[Supplied material Boundary: Start]

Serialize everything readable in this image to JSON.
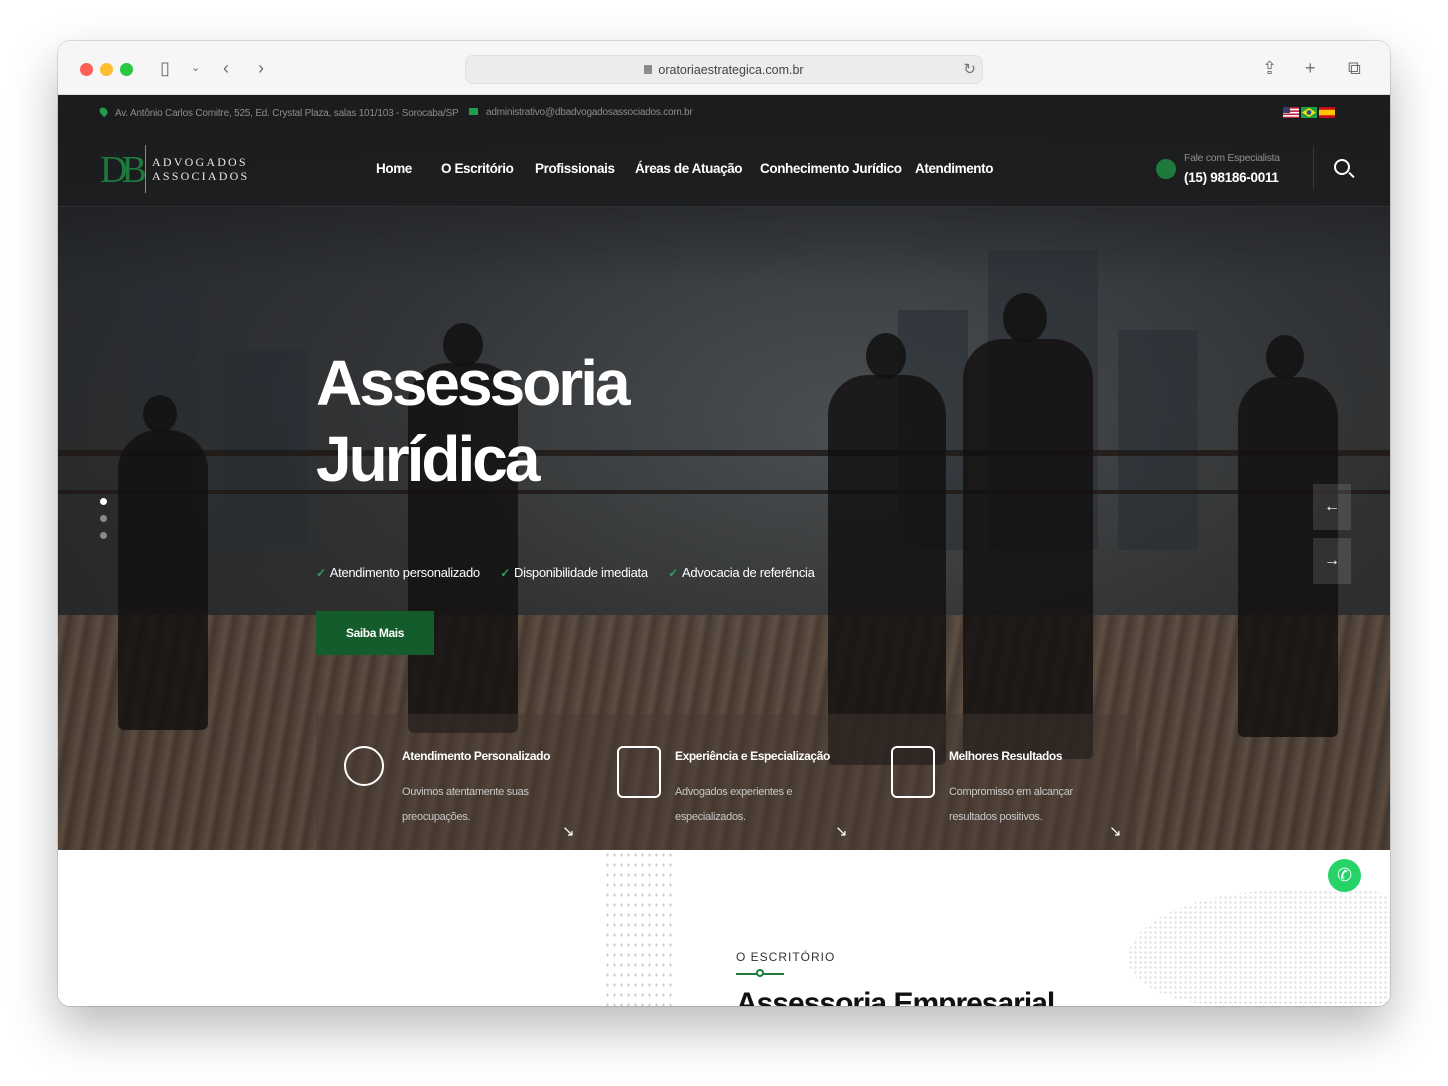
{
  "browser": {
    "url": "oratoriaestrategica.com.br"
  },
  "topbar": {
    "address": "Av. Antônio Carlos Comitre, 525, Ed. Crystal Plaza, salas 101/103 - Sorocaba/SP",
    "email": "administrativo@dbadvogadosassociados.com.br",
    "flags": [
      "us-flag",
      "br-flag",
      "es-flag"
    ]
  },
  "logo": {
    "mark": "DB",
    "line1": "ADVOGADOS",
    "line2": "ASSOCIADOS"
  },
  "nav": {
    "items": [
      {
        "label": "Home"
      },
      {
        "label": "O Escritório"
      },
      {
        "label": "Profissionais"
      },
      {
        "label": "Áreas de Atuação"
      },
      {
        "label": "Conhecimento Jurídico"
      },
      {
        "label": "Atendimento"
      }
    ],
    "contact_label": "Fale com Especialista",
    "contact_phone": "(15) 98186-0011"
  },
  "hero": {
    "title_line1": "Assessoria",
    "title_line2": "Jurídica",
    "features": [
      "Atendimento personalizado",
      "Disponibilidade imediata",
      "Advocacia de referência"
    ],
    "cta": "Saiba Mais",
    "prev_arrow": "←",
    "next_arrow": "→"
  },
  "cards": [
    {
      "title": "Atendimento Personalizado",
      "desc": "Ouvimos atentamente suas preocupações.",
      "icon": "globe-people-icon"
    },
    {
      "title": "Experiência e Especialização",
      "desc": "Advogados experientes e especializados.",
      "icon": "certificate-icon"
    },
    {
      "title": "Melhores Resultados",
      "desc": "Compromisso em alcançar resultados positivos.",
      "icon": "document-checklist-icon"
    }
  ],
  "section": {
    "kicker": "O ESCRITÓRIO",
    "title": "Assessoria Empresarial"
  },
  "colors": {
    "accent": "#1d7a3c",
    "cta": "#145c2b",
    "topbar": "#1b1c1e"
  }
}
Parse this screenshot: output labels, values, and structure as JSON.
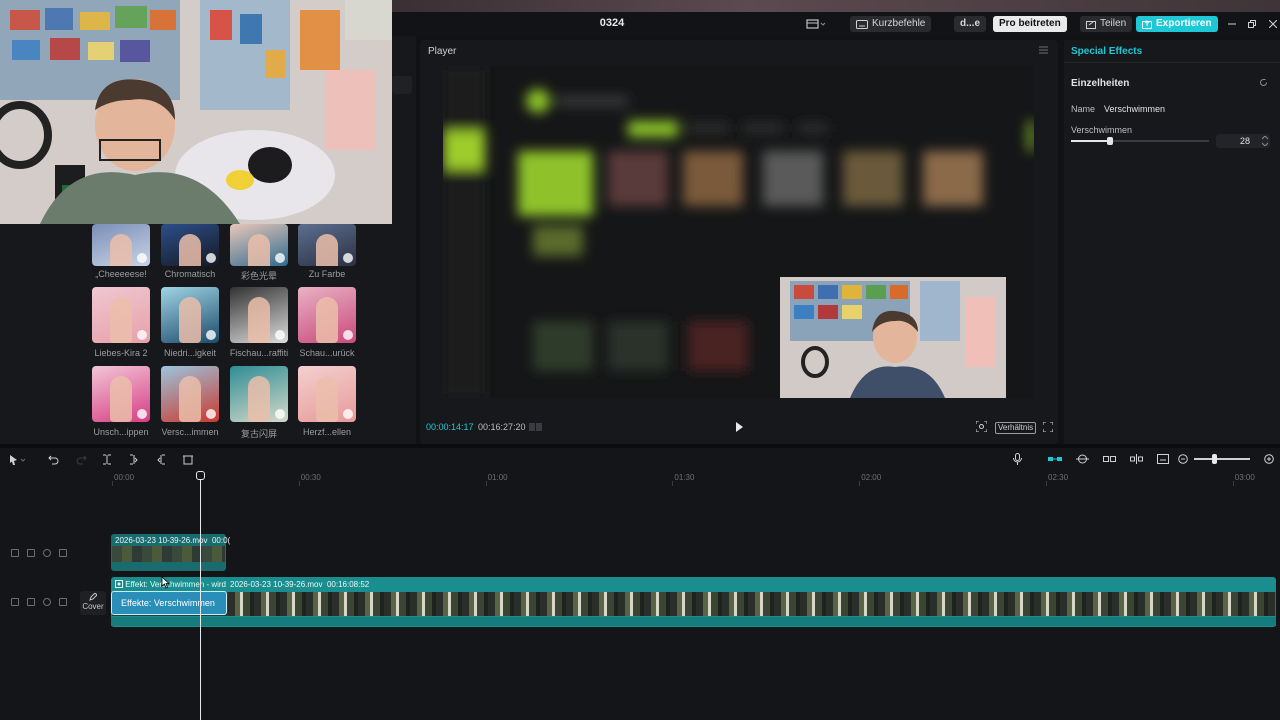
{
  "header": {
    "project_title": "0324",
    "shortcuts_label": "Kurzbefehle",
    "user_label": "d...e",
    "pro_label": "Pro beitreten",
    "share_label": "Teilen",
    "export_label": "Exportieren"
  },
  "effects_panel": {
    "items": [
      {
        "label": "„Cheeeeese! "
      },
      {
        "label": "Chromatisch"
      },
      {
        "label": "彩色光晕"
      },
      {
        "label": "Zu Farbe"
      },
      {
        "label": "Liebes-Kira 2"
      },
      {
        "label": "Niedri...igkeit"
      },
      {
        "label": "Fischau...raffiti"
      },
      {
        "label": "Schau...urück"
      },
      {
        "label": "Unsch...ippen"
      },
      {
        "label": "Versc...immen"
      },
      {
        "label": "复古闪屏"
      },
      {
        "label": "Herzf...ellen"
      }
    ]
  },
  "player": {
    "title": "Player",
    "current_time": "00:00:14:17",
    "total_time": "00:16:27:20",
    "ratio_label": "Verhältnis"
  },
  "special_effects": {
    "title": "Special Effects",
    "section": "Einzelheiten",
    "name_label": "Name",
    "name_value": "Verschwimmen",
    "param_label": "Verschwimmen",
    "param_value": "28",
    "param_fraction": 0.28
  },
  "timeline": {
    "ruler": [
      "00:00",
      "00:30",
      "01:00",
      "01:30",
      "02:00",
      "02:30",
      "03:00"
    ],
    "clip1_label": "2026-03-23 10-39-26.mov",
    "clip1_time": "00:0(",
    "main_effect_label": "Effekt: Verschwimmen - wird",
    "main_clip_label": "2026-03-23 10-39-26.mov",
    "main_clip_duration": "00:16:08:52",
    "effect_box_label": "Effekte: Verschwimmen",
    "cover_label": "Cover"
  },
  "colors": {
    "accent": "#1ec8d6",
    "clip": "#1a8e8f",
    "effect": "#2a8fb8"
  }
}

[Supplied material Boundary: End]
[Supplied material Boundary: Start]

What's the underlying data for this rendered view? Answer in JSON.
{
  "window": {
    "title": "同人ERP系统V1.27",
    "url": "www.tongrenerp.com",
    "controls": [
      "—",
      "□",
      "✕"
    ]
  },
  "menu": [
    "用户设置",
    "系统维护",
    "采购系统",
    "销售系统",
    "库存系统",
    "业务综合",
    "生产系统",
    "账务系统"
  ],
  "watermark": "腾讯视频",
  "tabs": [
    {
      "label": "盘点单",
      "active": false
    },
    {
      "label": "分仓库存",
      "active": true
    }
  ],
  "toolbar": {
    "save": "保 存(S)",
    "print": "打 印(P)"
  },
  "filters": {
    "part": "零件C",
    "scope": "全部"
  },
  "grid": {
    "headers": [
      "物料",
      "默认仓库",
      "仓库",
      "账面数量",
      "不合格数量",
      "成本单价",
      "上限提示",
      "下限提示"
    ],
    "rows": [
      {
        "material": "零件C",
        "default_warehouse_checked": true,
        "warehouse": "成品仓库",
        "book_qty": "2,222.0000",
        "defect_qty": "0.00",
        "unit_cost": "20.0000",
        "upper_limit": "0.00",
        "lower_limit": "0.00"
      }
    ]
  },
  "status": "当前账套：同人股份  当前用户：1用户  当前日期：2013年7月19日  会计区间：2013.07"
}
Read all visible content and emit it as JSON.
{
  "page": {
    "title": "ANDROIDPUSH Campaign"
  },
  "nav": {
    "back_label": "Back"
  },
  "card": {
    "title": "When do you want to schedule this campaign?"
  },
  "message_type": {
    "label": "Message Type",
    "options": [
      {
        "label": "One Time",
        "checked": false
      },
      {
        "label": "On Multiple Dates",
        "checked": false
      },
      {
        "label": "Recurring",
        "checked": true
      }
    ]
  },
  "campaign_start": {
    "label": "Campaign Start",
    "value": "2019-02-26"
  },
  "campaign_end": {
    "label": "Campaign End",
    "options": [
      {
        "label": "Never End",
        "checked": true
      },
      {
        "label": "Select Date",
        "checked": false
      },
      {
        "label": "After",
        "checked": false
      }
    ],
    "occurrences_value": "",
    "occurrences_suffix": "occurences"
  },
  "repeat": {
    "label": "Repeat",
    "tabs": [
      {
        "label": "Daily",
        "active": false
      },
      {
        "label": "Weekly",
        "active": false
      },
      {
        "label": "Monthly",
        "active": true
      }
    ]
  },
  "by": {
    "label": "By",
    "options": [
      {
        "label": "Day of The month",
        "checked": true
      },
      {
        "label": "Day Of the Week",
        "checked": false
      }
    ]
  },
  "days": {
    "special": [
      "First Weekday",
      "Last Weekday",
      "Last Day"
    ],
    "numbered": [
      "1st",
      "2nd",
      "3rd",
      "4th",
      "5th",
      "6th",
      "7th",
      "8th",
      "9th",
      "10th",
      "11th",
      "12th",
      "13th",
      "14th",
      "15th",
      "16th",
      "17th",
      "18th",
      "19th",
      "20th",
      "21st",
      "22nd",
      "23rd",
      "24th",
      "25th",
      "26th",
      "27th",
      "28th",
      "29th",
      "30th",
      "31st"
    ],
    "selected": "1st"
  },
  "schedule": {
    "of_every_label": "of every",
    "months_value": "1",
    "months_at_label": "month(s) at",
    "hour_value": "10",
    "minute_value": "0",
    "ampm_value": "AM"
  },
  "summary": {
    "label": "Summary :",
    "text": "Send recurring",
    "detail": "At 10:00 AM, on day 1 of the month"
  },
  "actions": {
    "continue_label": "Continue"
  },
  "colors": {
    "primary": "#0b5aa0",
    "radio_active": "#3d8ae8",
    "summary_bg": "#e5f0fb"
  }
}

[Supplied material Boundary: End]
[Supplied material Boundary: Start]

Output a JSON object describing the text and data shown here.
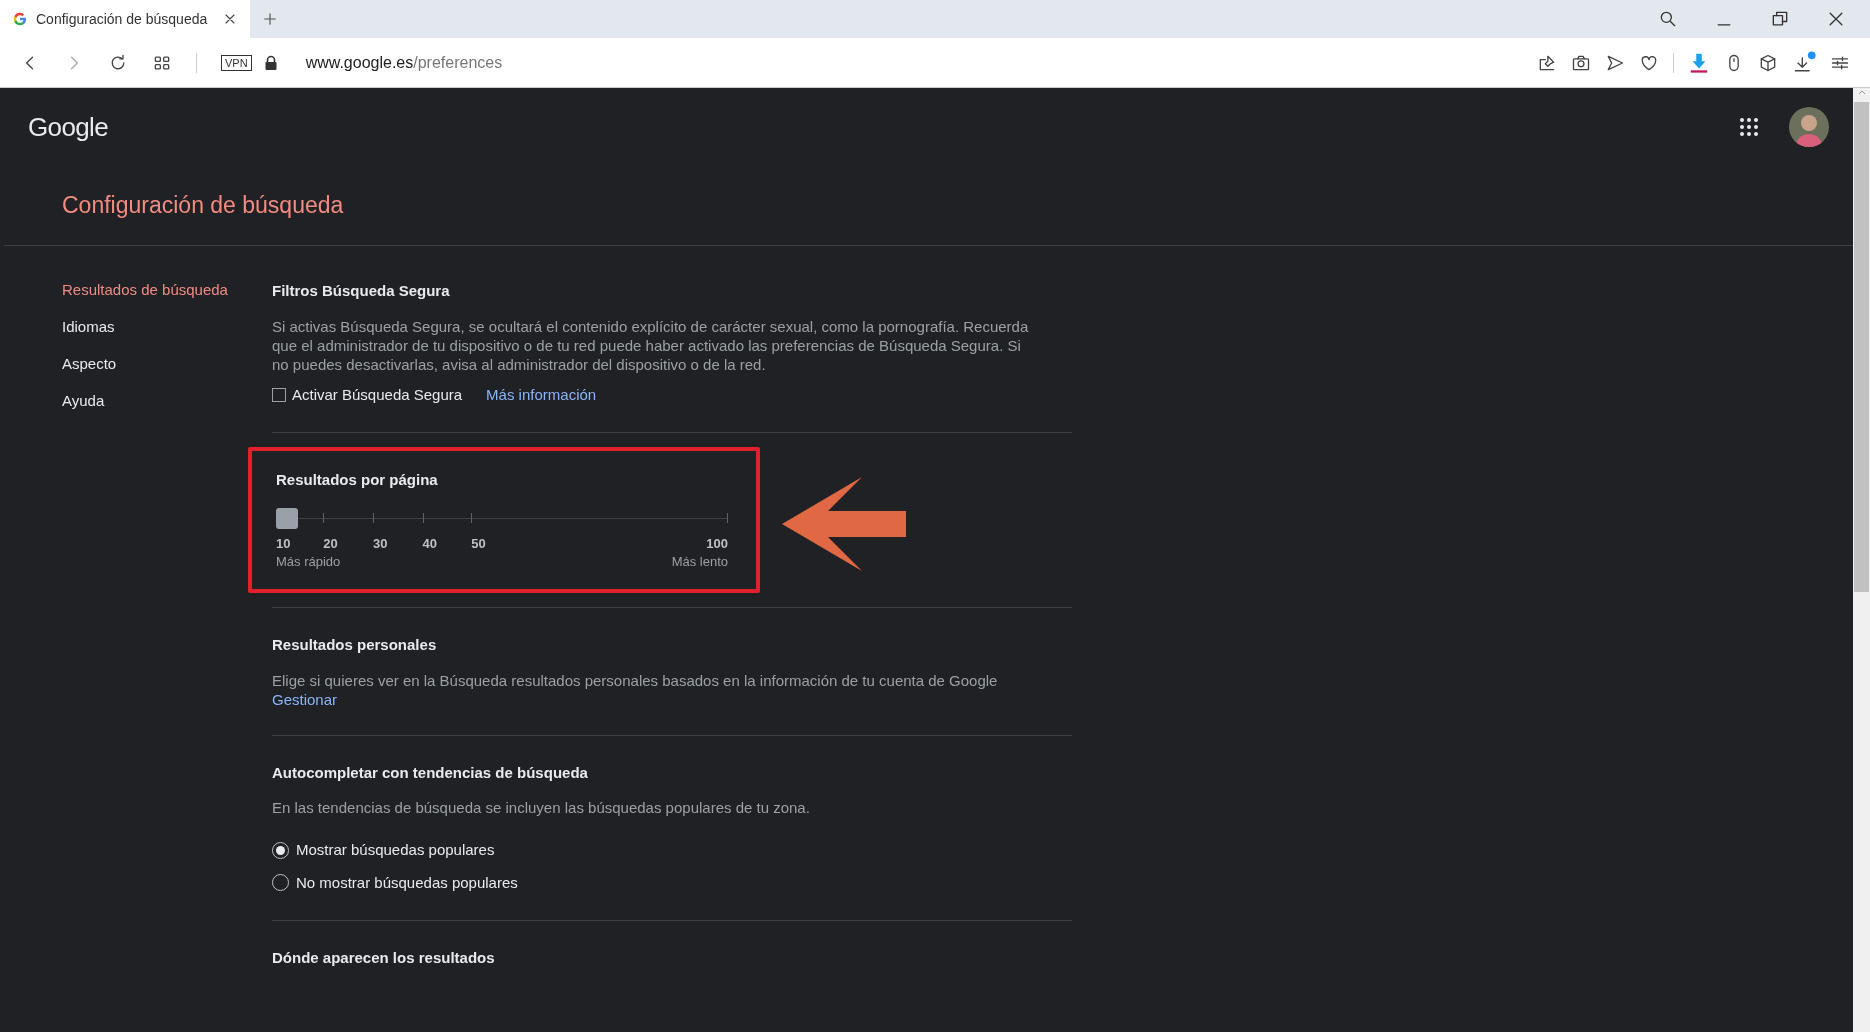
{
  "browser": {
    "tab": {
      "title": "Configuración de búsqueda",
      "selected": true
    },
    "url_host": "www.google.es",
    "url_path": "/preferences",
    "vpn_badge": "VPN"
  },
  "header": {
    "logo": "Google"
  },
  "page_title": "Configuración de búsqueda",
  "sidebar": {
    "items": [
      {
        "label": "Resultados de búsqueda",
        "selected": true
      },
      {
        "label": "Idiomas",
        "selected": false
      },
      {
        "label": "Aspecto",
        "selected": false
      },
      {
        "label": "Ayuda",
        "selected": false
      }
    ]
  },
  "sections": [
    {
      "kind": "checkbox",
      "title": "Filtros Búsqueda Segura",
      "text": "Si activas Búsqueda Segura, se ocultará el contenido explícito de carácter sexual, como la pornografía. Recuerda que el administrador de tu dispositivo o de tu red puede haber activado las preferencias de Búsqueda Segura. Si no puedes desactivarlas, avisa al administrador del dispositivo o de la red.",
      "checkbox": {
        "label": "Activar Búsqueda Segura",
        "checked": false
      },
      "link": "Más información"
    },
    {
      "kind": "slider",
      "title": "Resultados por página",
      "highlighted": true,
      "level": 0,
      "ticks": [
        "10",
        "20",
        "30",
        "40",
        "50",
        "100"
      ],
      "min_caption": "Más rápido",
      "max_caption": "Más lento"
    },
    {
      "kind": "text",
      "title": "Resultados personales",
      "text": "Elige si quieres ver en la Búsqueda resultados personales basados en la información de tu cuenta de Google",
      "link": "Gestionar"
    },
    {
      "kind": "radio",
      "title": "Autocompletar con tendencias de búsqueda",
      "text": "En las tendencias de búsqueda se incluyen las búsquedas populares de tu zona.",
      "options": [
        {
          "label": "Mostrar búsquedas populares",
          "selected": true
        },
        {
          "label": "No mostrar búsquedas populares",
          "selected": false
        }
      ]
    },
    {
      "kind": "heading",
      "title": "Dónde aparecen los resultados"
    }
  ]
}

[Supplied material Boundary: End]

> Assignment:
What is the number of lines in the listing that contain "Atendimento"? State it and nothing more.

> Task solution:
3